In this scenario, Denard Robinson knew he was tired but felt as though he could continue driving without danger. The problem is that many people cannot tell if or when they are about to fall asleep. Others may believe that if they pinch themselves or drink coffee, that they will not fall asleep. Many others shrug it off and attempt to drive anyway if sleepiness comes on while driving. What these people don’t realize, however, is that when you are tired, or even just a little bit drowsy, you are putting yourself and others in danger.
When To Stop And Rest

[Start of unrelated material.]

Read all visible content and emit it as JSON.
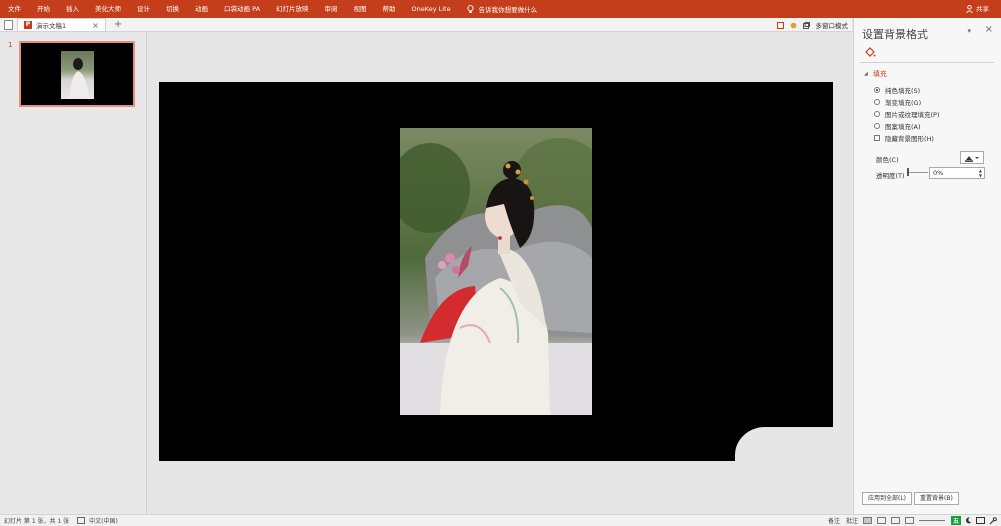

Here are some signs provided by the National Sleep Foundation that when experienced should tell a driver to stop and rest:
• Difficulty focusing, frequent blinking, or heavy eyelids
• Daydreaming; wandering/disconnected thoughts
• Trouble remembering the last few miles driven; missing exits or traffic signs
• Yawning repeatedly or rubbing your eyes
• Trouble keeping your head up
• Drifting from your lane, tailgating, or hitting a shoulder rumble strip
• Feeling restless and irritable
According to the Centers for Disease Control (CDC), an estimated 1 in 25 adult drivers (aged 18 years or older) report having fallen asleep while driving in the previous 30 days. The National Highway Traffic Safety Administration estimates that drowsy driving was responsible for 72,000 crashes, 44,000 injuries, and 800 deaths in 2013. However, these numbers are underestimated and up to 6,000 fatal crashes each year may be caused by drowsy drivers.
It is important for people to realize that no matter how much of a rush they are in, that if they are tired in any way, that they should not get behind the wheel of a vehicle. When taking long road trip, drivers should periodically stop, rest, and refuel as often as possible. It would even be beneficial to take long road trips with at least one other driver, so that each driver will be able to rest and take turns. Most importantly, if a driver become tired during a drive, they should immediately pull over and stop driving until they are 100% awake and energized. By following these steps and by being able to recognize tired driving, thousands of people will be able to avoid being involved in motor vehicle collisions.
Have you or anyone you know been injured by a driver that was driving tired or asleep at the wheel? If so, call The Michigan Law Firm today. Our attorneys are highly experienced in dealing with all types of motor vehicle accidents including those involving tired drivers. Call us today, at 844.4MI.FIRM, for a free consultation.